When Covid-19 spread overall last spring, it makes Zoom an immediate last name. But while the video conferencing platform offered a lifeline to socially distant people, it quickly suffered rampant intrusions from trolls who crushed Zoom calls to curse attendees, shout racist slurs and display obscene images. . Even after Password protected zoom default calls, the so-called zoombombing continued. Now a team of researchers have an answer as to why so many measures to secure Zoom calls haven’t stopped the plague: In many cases, if not most of them, the real culprit is someone from there. inside.
At the USENIX Enigma Security Conference today, Boston University computer scientist Gianluca Stringhini plans to present the results of the research he and a team from BU and Binghamton University conducted during the past year to get to the root of the zoombombing plague, which affects not only Zoom, but other video conferencing services like Cisco WebEx and Google Meet. Stringhini and his fellow researchers, who specialize in how online communities coordinate malicious activity, have been monitoring the organization of massive zoom actions on Twitter and 4Chan during 2020.
Their results point to a startling conclusion: the majority of zoom bombing cases the researchers observed started with a participant in the appeal posting the link publicly and calling on trolls and disbelievers to attack him. Seventy percent of the zoombombing calls researchers found on 4chan and 82% on Twitter appeared to be this kind of internal work. The phenomenon is partly explained by another less surprising finding: the majority of zoombombing – 74% of those organized on 4chan and 59% on Twitter – targeted high school and middle school classes.
“Our findings are basically that most of these calls seem to be targeting online courses, and they appear to be called by insiders,” Stringhini says. “The students in the class are bored or want to piss off their teacher or whatever, so they’re basically posting details of their own lessons online and asking people to join in and disrupt them.
Many security measures intended to lock down zoom bombers have proven ineffective against this majority of insider-initiated zoom bombings, Stringhini says. Password protection doesn’t help, he points out, when a participant publicly shares the password with attackers. There is also no waiting room to screen the participants on the call; Insiders who colluded with zoombombers often shared lists of legitimate guests in the call to make it easy for attackers to impersonate them. “Basically all of the defenses that have been proposed against zoombombing assume that they come from the outside,” Stringhini explains. “But in fact, the fact that insiders are calling for these attacks calls these mitigations into question.”
From December 2019 to July 2020, the researchers collected any posts they could find on 4Chan and Twitter that appeared to be discussing a specific online meeting, counting 434 4Chan threads and more than 12,000 tweets.

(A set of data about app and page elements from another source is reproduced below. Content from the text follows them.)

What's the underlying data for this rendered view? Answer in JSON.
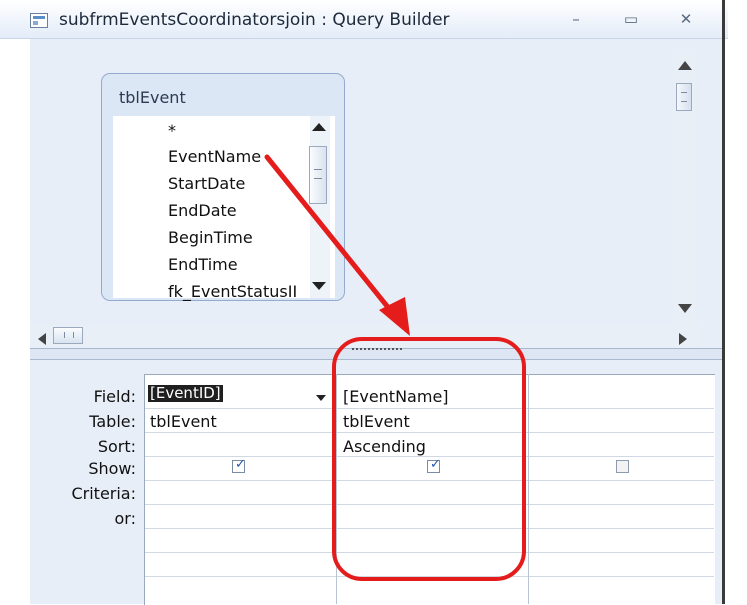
{
  "window": {
    "title": "subfrmEventsCoordinatorsjoin : Query Builder",
    "icon": "query-builder-icon",
    "buttons": {
      "minimize": "–",
      "maximize": "▭",
      "close": "✕"
    }
  },
  "table_box": {
    "title": "tblEvent",
    "fields": [
      "*",
      "EventName",
      "StartDate",
      "EndDate",
      "BeginTime",
      "EndTime",
      "fk_EventStatusII"
    ]
  },
  "grid": {
    "row_labels": [
      "Field:",
      "Table:",
      "Sort:",
      "Show:",
      "Criteria:",
      "or:"
    ],
    "columns": [
      {
        "field": "[EventID]",
        "table": "tblEvent",
        "sort": "",
        "show": true
      },
      {
        "field": "[EventName]",
        "table": "tblEvent",
        "sort": "Ascending",
        "show": true
      },
      {
        "field": "",
        "table": "",
        "sort": "",
        "show": false
      }
    ]
  },
  "annotation": {
    "arrow_color": "#e51c1c",
    "highlight_color": "#e51c1c"
  },
  "colors": {
    "pane_bg": "#e7eef8",
    "table_box_bg": "#dce7f5",
    "checkmark": "#2256b0"
  }
}
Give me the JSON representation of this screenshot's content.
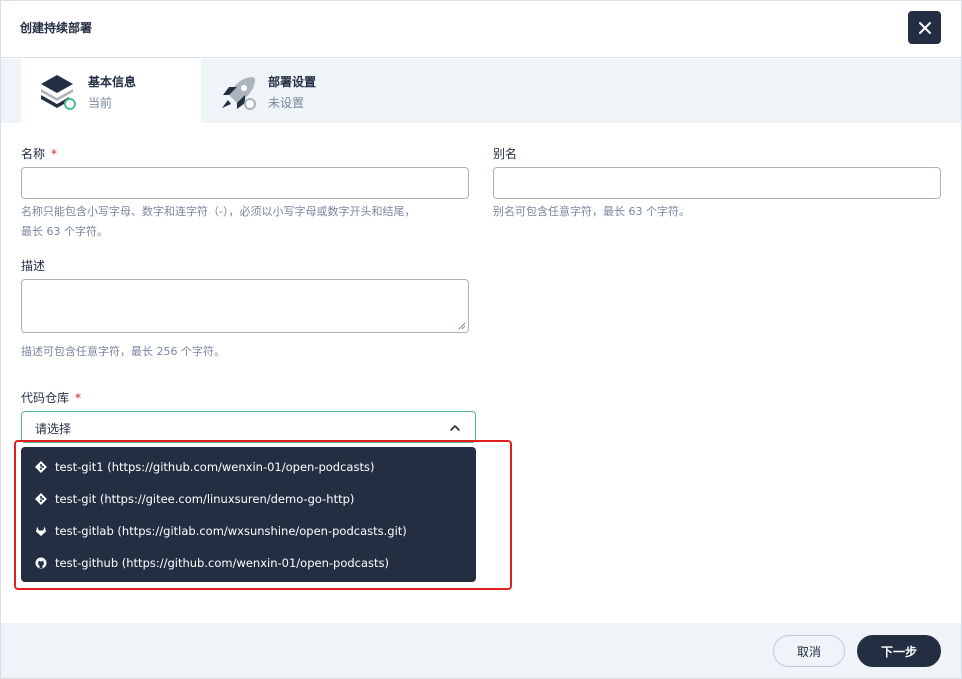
{
  "modal": {
    "title": "创建持续部署"
  },
  "steps": [
    {
      "title": "基本信息",
      "status": "当前"
    },
    {
      "title": "部署设置",
      "status": "未设置"
    }
  ],
  "form": {
    "name": {
      "label": "名称",
      "required_mark": "*",
      "value": "",
      "hint": [
        "名称只能包含小写字母、数字和连字符（-），必须以小写字母或数字开头和结尾，",
        "最长 63 个字符。"
      ]
    },
    "alias": {
      "label": "别名",
      "value": "",
      "hint": "别名可包含任意字符，最长 63 个字符。"
    },
    "description": {
      "label": "描述",
      "value": "",
      "hint": "描述可包含任意字符，最长 256 个字符。"
    },
    "code_repo": {
      "label": "代码仓库",
      "required_mark": "*",
      "placeholder": "请选择",
      "options": [
        {
          "icon": "git-icon",
          "label": "test-git1 (https://github.com/wenxin-01/open-podcasts)"
        },
        {
          "icon": "git-icon",
          "label": "test-git (https://gitee.com/linuxsuren/demo-go-http)"
        },
        {
          "icon": "gitlab-icon",
          "label": "test-gitlab (https://gitlab.com/wxsunshine/open-podcasts.git)"
        },
        {
          "icon": "github-icon",
          "label": "test-github (https://github.com/wenxin-01/open-podcasts)"
        }
      ]
    }
  },
  "footer": {
    "cancel_label": "取消",
    "next_label": "下一步"
  },
  "colors": {
    "dark": "#242e42",
    "accent_green": "#55bc8a",
    "required_red": "#ca2621",
    "highlight_red": "#e02020"
  }
}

They then analyzed and manually annotated the results to identify over 200 instances of users sharing video conferencing links and calling others to invade and drop the call. (Since zoombombing didn’t really start until March 2020, they focused most of their attention on the next four months, when they saw around 50 zoombombs per month across all video conferencing services.)
Stringhini admits that the zoombombing messages they observed probably only represented a minority of the total zoombombings during the period studied. Some incidents may have escaped their notice, such as one-person zooms performed by individual hackers who can brute-force guess the URL of a zoom call that is not password protected. phenomenon documented as recently as last April. And more mass zoom bombings can be staged on other platforms they haven’t measured, like Discord or IRC, Stringhini notes. But he argues that their dataset should also be broadly representative of these attacks.